He’s right - one of these days, we’re going to have treatment. So what are we waiting for? The price will always seem unbearable, but we’ll live. And at least it will be spent on action, not more study.
Fierce debate is inevitable whenever we talk sewage treatment, of course. Those versed in current scientific evidence around the special churning action of our waters are passionate and well-informed, as evidenced by numerous heated exchanges on this issue over the years.
But science doesn’t explain everything. Nor does it always get things right. Ever seen that old footage of the poor sots at the first nuclear-test sites in the U.S., mugging for the camera while brushing radiation dust off themselves with brooms?
No doubt it’s true that our ocean currents disperse raw sewage really well. But that’s not to say that our dumping habits aren’t having an impact. Forty-seven billion litres of untreated human waste a year simply has to have an impact.
As Chamber of Commerce chairman Robin Adair noted last week, “The optics outweigh any other consideration.” There’s an economic price to being one of the last cities in Canada still dumping raw sewage into the ocean. We don’t need that kind of reputation, especially not in a wealthy and fabulously beautiful region that can actually afford to treat its sewage.
In 1993, former federal cabinet minister David Anderson described sewage treatment for Greater Victoria as a “sheer waste of money and an exercise in woolly, soggy-minded thinking.” He said he’d be surprised if the federal government would ever lend an inch of land, an hour of time or “a dollar of our money” to the cause.
Times have changed, and so should we. What was right yesterday - a garbage scow dumping local waste into the ocean, for instance - isn’t necessarily right forever. And if the goal is to tread lightly on this earth, 47 billion litres of raw sewage is surely over the line.
Money needn’t be the stumbling block. Treatment won’t break the bank if all levels of government ante up, and it seems as though the stars may be aligning on that point. As Alan Lowe pointed out, the time is now.
More than 400 articles and letters on sewage treatment have run in the Times-Colonist in the last 15 years. But few cut to the chase better than the letter from a young West Langley Elementary student to the region back in 1993: “I think your idea of throwing raw sewage in the ocean is horrible.”

1 comment:

Keith said...

I am impressed with your support for PEERS and with the personal commitment you made in participating in the Tour de Rock.
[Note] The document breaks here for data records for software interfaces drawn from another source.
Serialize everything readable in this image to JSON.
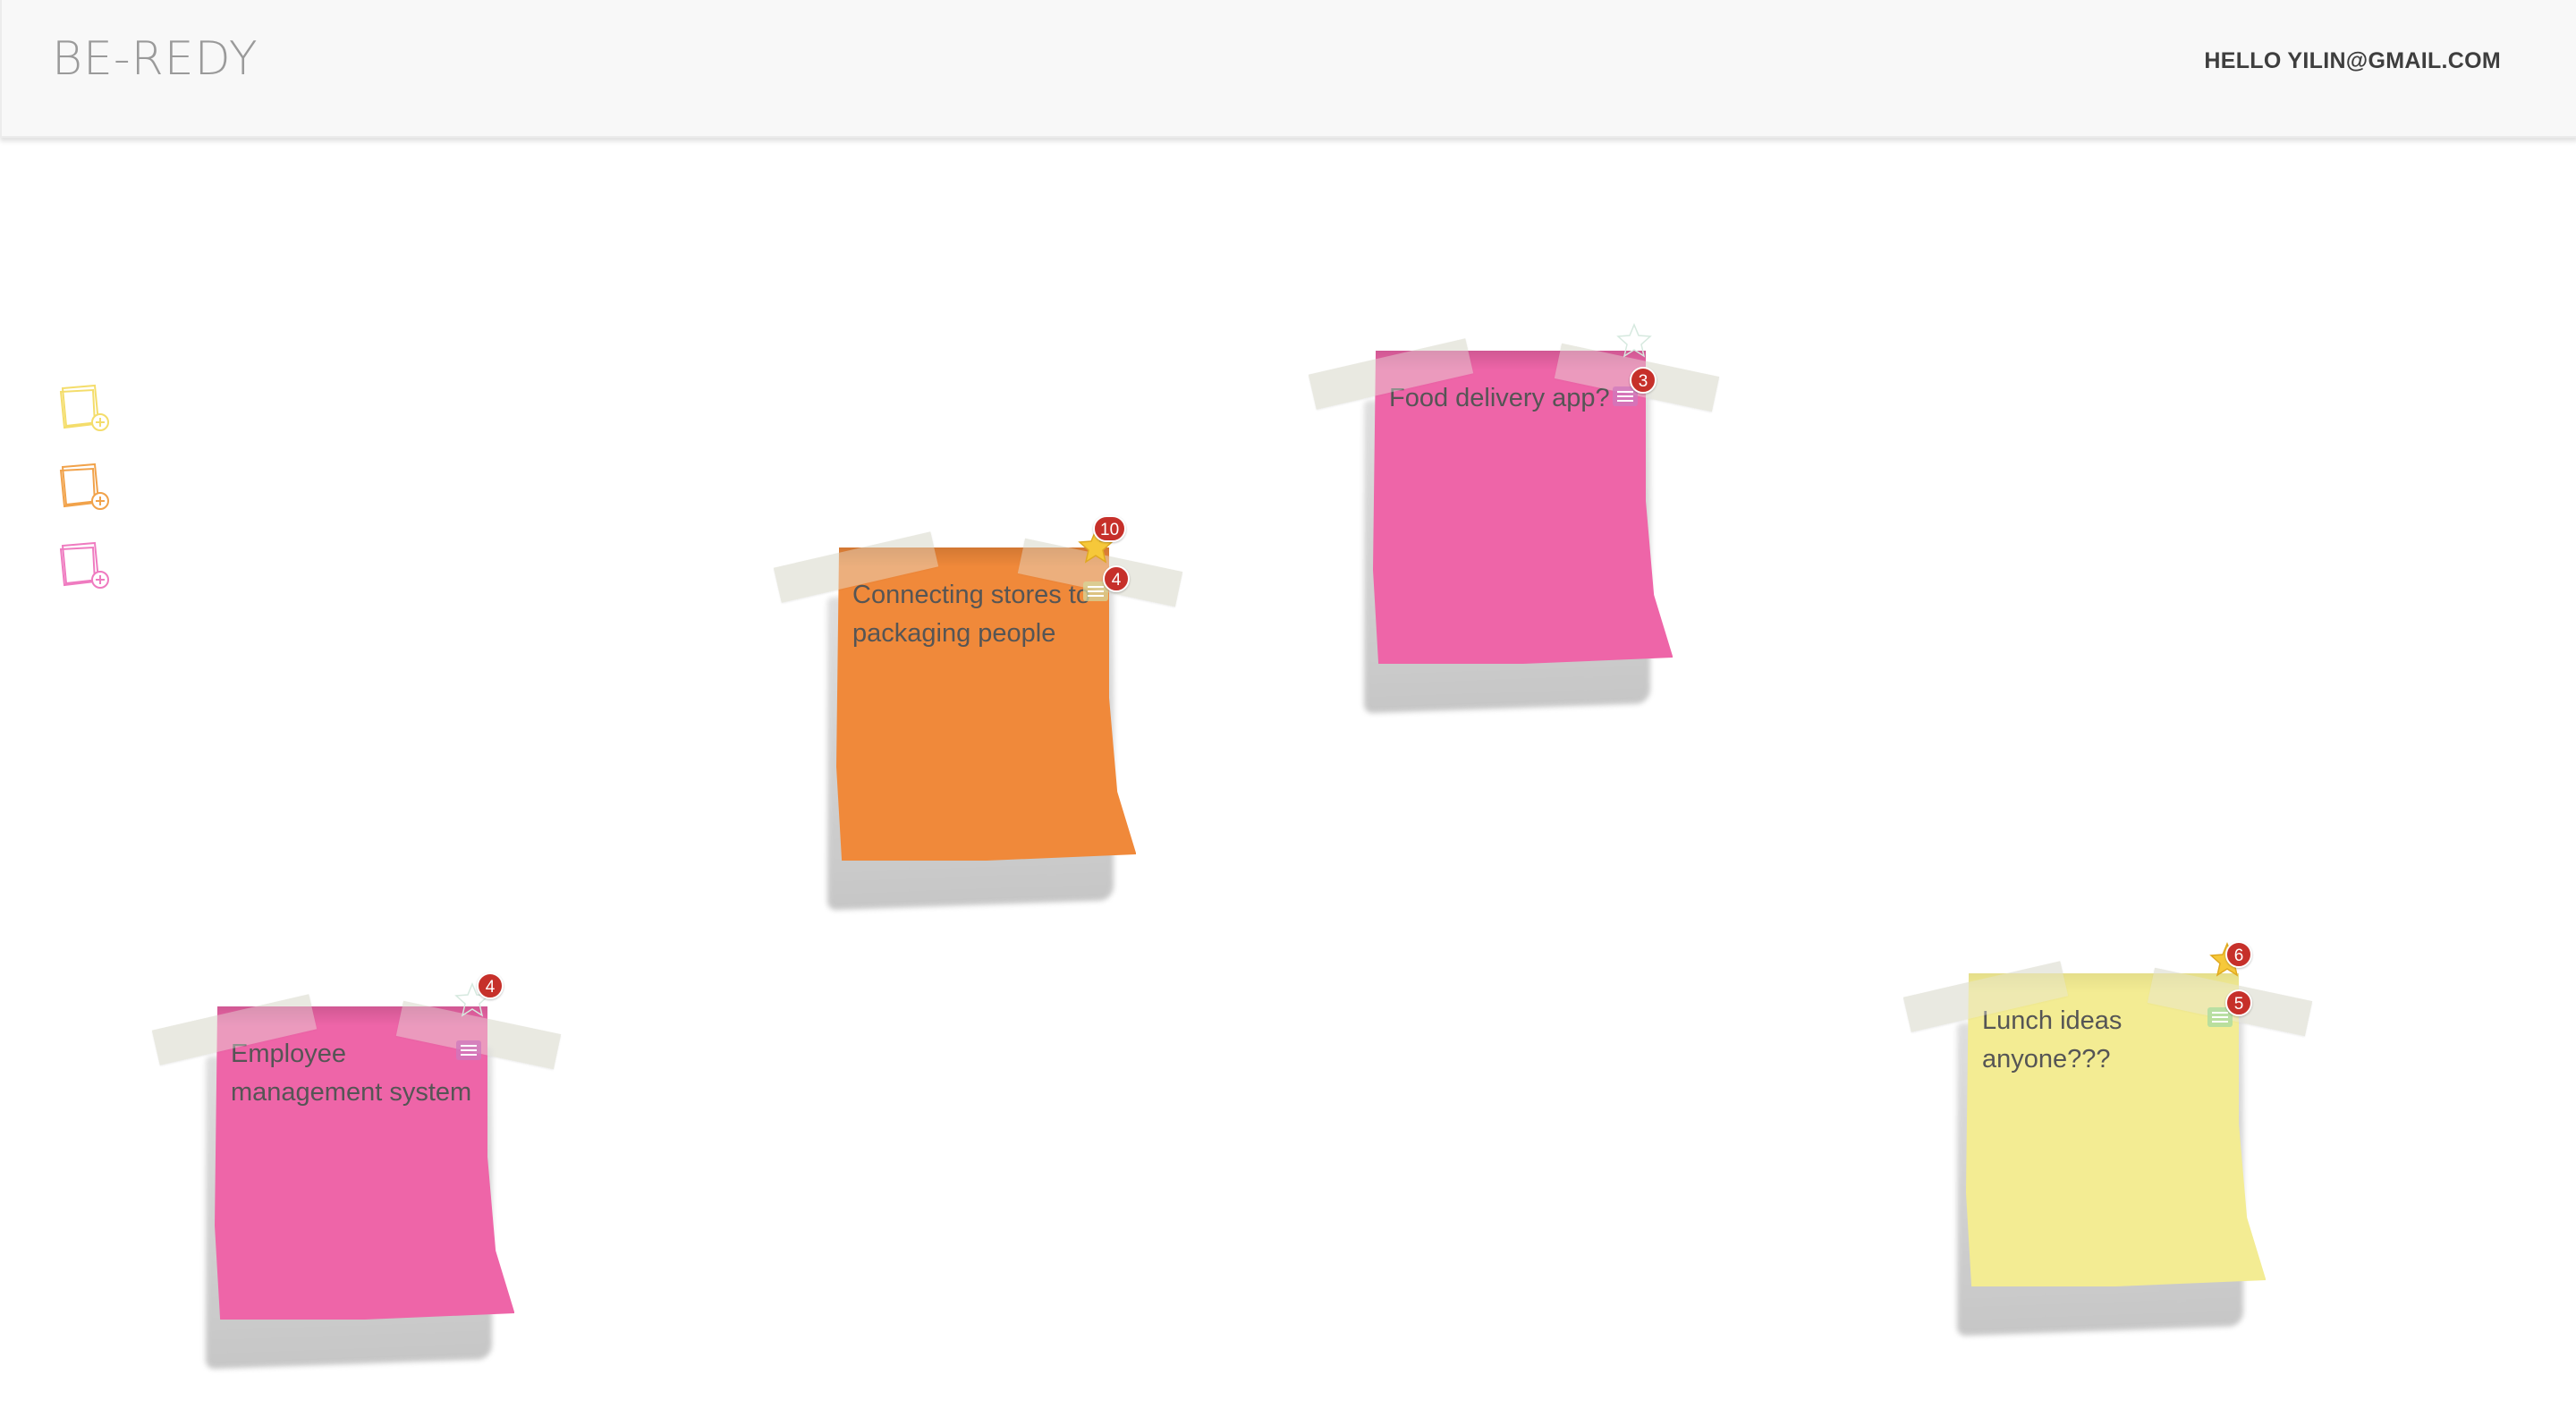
{
  "header": {
    "brand": "BE-REDY",
    "greeting": "HELLO YILIN@GMAIL.COM"
  },
  "toolbar": {
    "add_buttons": [
      {
        "name": "add-yellow-note",
        "color": "#f4dd6b"
      },
      {
        "name": "add-orange-note",
        "color": "#f1a24a"
      },
      {
        "name": "add-pink-note",
        "color": "#ef7bc0"
      }
    ]
  },
  "notes": [
    {
      "title": "Connecting stores to packaging people",
      "color": "#f0893a",
      "stars": "10",
      "comments": "4",
      "starred": true
    },
    {
      "title": "Food delivery app?",
      "color": "#ee65a8",
      "stars": "",
      "comments": "3",
      "starred": false
    },
    {
      "title": "Employee management system",
      "color": "#ee65a8",
      "stars": "4",
      "comments": "",
      "starred": false
    },
    {
      "title": "Lunch ideas anyone???",
      "color": "#f3ec93",
      "stars": "6",
      "comments": "5",
      "starred": true
    }
  ]
}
Less so with your article on secondary sewage treatment. The following quote is where we part company:

"Science certainly got radiation wrong the first time out .... you don’t want to be trusting everything to “science.” You just never know."

Nice sounding argument, and the pivot point for your article - but logically wrong. Science didn't get "radiation wrong" - decision makers did by using science to get the parts they liked (nice, big explosions) and going with belief the rest of the way (the extent to which they bothered). Pointing out flaws in how science was misused by the military in WW2 is a poor argument for abandoning it.

Here is a definition for science that I like:
"The scientific method is the process by which scientists, collectively and over time, endeavor to construct an accurate (that is, reliable, consistent and non-arbitrary) representation of the world.

Recognizing that personal and cultural beliefs influence both our perceptions and our interpretations of natural phenomena, we aim through the use of standard procedures and criteria to minimize those influences when developing a theory. As a famous scientist once said, "Smart people (like smart lawyers) can come up with very good explanations for mistaken points of view." In summary, the scientific method attempts to minimize the influence of bias or prejudice in the experimenter when testing an hypothesis or a theory."

To paraphrase, smart journalists, like smart lawyers, can come up with attractive sounding explanations for mistaken points of view. (That would be your article.)

Actually, I do want to trust this to science. While it is true that science will never be absolute, when applied properly over time, the scientific method generates better decisions and improved results. Like democracy it is not perfect, but it has the benefit of being better than all of the other options.

Contrary to your statement, scientific evidence still prevails as the argument for continuing to do the right thing.

Without science, you may feel comfortable in your beliefs, but you will never KNOW.